## THE PROBLEM
State the number of lines in the material below that have "subtitle" in them, without any other text.

┏━━

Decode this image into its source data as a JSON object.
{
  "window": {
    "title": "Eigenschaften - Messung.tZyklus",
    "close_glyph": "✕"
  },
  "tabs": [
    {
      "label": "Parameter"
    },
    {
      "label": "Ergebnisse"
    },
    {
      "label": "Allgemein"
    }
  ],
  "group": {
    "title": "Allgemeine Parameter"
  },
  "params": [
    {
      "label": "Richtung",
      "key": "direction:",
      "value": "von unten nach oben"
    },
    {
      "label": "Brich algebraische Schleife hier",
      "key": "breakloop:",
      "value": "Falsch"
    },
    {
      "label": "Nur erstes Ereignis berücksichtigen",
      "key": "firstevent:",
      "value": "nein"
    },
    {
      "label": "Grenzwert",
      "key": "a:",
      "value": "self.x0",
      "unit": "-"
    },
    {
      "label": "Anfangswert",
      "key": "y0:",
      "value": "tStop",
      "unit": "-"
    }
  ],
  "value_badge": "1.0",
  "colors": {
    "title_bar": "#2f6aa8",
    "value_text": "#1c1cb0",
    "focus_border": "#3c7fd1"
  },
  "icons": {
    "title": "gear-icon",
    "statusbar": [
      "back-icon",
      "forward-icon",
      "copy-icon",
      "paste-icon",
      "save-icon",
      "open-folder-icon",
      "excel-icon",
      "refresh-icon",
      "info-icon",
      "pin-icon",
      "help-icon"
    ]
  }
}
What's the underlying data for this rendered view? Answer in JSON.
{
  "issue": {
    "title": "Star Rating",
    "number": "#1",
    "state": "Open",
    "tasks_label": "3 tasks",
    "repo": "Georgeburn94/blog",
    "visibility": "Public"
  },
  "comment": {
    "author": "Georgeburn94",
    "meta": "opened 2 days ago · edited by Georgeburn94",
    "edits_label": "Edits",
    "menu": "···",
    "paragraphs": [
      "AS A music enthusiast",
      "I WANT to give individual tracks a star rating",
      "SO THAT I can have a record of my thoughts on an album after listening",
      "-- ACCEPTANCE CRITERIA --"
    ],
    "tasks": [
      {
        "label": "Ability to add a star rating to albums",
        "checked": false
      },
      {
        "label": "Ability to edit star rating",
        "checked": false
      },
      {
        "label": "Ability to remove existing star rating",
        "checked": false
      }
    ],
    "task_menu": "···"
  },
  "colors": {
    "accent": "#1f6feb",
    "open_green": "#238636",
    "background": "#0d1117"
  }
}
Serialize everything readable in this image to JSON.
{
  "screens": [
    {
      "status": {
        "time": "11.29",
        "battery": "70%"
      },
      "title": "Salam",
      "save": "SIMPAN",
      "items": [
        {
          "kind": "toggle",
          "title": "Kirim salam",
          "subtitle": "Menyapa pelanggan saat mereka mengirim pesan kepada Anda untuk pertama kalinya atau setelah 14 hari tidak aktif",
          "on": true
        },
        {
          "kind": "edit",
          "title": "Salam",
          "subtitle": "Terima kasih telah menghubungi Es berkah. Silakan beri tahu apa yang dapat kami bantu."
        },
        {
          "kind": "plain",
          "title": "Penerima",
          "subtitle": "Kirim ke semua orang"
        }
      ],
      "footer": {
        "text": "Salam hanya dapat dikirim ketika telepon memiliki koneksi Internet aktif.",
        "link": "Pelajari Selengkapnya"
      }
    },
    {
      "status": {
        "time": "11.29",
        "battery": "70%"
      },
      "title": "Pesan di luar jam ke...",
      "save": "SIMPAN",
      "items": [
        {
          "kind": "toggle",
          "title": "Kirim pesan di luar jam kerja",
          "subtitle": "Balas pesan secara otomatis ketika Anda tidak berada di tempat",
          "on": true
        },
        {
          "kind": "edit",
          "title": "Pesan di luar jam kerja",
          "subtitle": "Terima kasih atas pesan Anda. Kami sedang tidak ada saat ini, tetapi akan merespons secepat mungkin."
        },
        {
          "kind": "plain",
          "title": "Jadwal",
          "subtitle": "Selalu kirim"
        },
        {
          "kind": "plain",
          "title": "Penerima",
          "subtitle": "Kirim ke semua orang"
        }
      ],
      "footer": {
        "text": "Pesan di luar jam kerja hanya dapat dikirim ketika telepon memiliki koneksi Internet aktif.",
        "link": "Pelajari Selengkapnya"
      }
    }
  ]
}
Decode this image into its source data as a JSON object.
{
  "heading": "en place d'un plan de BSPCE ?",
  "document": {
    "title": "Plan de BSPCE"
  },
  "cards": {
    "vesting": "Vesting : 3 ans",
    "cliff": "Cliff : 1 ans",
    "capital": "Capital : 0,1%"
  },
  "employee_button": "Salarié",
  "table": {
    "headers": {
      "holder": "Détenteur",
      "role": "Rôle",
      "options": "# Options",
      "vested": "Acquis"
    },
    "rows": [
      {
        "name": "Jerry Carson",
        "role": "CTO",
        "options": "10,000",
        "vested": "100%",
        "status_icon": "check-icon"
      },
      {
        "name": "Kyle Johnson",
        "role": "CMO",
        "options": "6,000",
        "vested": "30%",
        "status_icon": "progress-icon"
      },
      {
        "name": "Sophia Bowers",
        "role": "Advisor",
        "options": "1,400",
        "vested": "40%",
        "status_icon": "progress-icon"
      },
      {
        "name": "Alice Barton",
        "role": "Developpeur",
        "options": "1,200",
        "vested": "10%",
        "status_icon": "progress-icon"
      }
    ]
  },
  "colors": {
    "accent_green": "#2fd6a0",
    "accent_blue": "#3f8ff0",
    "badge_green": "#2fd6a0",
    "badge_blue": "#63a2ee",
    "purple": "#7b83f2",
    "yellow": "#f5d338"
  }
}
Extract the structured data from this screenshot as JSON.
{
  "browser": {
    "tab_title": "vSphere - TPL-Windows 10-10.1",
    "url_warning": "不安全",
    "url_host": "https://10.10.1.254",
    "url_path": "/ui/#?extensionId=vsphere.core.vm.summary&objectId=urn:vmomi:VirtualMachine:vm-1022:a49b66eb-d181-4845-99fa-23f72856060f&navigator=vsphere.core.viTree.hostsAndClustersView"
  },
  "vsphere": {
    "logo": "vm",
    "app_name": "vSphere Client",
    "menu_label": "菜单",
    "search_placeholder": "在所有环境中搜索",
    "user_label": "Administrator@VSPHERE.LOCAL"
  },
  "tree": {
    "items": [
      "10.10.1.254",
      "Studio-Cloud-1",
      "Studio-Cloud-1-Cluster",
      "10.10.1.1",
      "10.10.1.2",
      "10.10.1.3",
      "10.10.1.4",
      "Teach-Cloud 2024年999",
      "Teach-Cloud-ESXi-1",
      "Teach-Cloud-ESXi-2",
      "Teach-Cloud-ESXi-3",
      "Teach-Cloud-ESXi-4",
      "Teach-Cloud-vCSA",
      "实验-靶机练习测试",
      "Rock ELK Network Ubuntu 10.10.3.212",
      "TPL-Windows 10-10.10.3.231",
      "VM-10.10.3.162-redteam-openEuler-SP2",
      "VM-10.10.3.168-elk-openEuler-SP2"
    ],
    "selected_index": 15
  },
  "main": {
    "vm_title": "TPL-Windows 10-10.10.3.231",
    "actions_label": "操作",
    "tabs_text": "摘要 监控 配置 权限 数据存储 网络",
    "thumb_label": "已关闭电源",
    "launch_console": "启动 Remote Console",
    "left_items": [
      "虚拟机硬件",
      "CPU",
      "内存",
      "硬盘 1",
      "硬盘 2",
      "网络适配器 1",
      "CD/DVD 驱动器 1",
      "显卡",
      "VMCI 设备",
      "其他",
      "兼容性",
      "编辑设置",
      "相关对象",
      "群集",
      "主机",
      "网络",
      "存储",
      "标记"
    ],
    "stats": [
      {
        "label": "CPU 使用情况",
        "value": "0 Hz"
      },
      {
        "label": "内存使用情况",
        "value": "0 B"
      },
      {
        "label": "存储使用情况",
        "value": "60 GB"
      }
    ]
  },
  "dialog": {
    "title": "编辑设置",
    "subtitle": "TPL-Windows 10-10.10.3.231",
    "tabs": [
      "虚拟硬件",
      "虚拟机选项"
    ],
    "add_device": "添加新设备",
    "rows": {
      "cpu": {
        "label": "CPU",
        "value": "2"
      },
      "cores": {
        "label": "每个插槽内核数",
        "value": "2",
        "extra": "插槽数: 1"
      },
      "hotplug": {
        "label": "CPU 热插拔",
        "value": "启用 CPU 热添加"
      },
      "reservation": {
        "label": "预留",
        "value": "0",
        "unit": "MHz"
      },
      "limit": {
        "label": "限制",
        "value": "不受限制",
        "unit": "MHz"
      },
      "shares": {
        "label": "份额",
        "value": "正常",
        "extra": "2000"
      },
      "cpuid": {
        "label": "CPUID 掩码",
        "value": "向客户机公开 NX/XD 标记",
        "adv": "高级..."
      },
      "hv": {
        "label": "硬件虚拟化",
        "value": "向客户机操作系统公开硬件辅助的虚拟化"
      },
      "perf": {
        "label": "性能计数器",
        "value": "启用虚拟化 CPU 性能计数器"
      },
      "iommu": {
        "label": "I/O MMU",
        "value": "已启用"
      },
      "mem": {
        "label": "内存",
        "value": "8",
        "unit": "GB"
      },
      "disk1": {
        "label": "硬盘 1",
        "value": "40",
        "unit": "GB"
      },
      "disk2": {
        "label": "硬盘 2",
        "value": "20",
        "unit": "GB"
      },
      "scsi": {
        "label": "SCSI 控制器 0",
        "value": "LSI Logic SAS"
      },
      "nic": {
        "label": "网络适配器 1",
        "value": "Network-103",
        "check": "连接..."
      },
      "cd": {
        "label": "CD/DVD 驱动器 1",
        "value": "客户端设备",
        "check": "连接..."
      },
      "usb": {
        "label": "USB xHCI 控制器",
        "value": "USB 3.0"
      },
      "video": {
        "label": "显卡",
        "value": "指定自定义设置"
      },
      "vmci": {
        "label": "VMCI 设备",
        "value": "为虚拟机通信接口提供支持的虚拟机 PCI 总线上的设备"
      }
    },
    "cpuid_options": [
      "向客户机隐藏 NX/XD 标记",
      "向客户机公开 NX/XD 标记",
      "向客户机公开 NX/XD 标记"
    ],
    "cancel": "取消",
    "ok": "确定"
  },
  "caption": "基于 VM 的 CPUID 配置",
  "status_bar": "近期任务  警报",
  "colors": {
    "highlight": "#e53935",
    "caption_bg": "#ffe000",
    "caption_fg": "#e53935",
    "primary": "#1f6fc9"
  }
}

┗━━

## EXERCISE RESULT
8